In the summer of 1951 when this picture was taken by VF-51 squadron mate John Moore, Neil Armstrong was not yet 21 and had just been promoted to Ensign. Air Group Five, of which VF-51 was a part, had just deployed on Essex and they were enjoying a day at the beach in Hawaii on their way to the Korean War.
Armstrong had completed four semesters of college at Purdue University, financed by the Navy under the Holloway Plan that obligated him to three years of service at that point before completing his degree. He was designated a Naval Aviator in August 1950, two weeks after his 20th birthday and two months after the start of the Korean War. Although still only a Midshipman, he had the good fortune to be assigned to VF-51 in November. The squadron was in the process of reforming with new personnel and equipment following a deployment on Valley Forge. Although jet transition units had been established to check out pilots, Neil's first flight in a jet was solo in a VF-51 F9F-2B Panther on 5 January 1951. (The Navy was more casual about training then and yet to realize that more rigor was necessary to avoid a horrendous loss of pilots and airplanes.)
Here, Midshipman Armstrong is flying F9F-2B number 116 as the wing man of Lt(jg) Ernie Russell in 107. John Moore took the picture.
Air Group Five deployed aboard Essex on 26 June 1951. The picture of young Armstrong at the beach was taken during final workups in July in Hawaii. On 29 August, little more than a year after becoming a Naval Aviator, he flew his first combat mission. Less than a week later, a cable strung between two hills as a crude antiaircraft booby trap cut off six feet of one of his wings. He managed to herd the badly damaged jet out over the water where he could eject without much risk of capture. He went on to fly a total of 78 combat missions.
Armstrong left the active Navy in the fall of 1952—although he continued to fly in the Naval Reserve through late 1960—and returned to Purdue. He graduated with a bachelor's degree in Aeronautical Engineering and joined NACA. It was a most satisfactory beginning to a storied career.
Thanks to the staff at the Emil Buehler Library at the National Naval Aviation Museum for the pictures. Many of the facts included above were taken from First Man: The Life of Neil A. Armstrong by James R. Hansen.
By Tommy H. Thomason
Sunday, August 5, 2012

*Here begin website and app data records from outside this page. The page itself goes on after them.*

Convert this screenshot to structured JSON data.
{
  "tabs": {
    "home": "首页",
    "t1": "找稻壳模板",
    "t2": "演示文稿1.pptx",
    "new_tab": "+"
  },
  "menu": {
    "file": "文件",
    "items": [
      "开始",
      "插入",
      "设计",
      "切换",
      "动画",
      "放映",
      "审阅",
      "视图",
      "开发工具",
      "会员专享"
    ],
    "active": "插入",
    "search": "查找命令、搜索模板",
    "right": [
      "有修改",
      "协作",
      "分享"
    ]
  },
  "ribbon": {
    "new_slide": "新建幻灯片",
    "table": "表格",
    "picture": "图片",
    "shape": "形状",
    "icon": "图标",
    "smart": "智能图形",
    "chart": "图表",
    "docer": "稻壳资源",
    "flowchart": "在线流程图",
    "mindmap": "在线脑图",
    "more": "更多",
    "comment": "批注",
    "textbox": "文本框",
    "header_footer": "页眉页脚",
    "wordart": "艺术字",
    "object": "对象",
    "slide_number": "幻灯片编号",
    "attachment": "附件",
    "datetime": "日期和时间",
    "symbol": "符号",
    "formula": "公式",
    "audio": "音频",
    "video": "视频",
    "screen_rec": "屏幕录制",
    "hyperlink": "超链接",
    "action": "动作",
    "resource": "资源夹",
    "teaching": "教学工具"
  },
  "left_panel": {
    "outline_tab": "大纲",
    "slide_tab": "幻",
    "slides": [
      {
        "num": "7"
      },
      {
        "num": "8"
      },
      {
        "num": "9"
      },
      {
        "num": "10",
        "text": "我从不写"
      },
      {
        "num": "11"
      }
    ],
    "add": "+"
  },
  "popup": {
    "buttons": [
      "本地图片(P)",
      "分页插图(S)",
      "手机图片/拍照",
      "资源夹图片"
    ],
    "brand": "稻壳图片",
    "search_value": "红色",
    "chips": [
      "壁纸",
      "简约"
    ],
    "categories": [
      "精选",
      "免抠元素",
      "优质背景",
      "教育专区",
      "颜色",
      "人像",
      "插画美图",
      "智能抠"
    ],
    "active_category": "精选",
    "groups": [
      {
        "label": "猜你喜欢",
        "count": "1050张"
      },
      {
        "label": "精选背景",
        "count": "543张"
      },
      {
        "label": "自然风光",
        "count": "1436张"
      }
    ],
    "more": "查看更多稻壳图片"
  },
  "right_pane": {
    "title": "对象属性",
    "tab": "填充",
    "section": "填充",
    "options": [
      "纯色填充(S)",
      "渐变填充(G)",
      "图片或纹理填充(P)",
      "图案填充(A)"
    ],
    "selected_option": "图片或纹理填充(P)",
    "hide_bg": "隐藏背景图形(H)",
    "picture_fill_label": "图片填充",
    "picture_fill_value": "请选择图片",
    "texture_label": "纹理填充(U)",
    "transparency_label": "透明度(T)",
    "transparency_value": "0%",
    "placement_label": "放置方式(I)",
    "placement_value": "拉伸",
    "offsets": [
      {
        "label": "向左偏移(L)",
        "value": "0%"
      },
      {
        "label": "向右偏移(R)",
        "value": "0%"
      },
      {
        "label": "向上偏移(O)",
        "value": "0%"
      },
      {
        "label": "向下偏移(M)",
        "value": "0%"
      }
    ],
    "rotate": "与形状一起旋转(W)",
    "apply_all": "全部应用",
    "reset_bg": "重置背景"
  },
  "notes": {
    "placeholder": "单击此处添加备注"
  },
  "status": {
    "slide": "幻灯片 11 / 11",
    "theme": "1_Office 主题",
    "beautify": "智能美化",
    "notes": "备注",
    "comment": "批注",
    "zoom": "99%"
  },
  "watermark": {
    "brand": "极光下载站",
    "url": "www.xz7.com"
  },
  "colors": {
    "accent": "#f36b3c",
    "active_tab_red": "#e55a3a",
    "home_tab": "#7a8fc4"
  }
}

The two new all-weather fighters were the McDonnell F3H Demon that is next in the formation with a Douglas F4D Skyray below it. These are finally about to get to the fleet, having been in development since first flights in 1951. Both were delayed by the J40 engine fiasco (as was the A3D, but it had an earlier start) that required an engine substitution. The A3D and the F4D were subsequently powered by the P&W J57 while the F3H had to make do with the Allison J71.
The last three are all powered by the Wright J65 engine. From top to bottom, they are the North American FJ-4 Fury, Grumman F11F-1 Tiger, and Douglas A4D-1 Skyhawk. None of these three (or the F4D for that matter) were selected for development after a formal competition. The FJ-4 and the F11F (as the F9F-8 and then F9F-9) were initiated with budget designated for product improvement of a production airplane, the FJ-3 and F9F-6 respectively. The A4D rose from the ashes of the A2D program and was the beneficiary of its budget. (Before McNamara, the services had a lot more flexibility in airplane development.)
Most of the six were not as successful as hoped. The FJ-4 and the F11F were what the fighter class-desk officer at the time believed to be most appropriate for a day fighter: light, small, simple (inexpensive), maneuverable. The FJ-4 didn't even have an afterburner although Grumman had the foresight to add one to its F11F. As a result, the F8U, which was won a true competition against a specification that emphasized speed, almost literally blew them away. The FJ-4 fighter was relegated to the Marine Corps; the Navy subsequently bought some FJ-4Bs as an attack aircraft to give Ed Heinemann something to think about during early A4D development and production when it felt that Douglas wasn't being responsive to its concerns.
The F4D never got an armament capability that made it an effective all-weather aircraft. Although it deployed several times, it was really not suited for defending the carrier if the skies were cloudy. The Marine Corps operated it longer and didn't mind its shortcomings. The F3H wound up armed with the Sparrow missile, so it had a true all-weather capability. It also begat the McDponnell F4H Phantom and that alone justified its existence.
As for the big A3D and the little A4D, they both enjoyed long and honored careers, the A3D in part because it was big and the A4D, because it was little...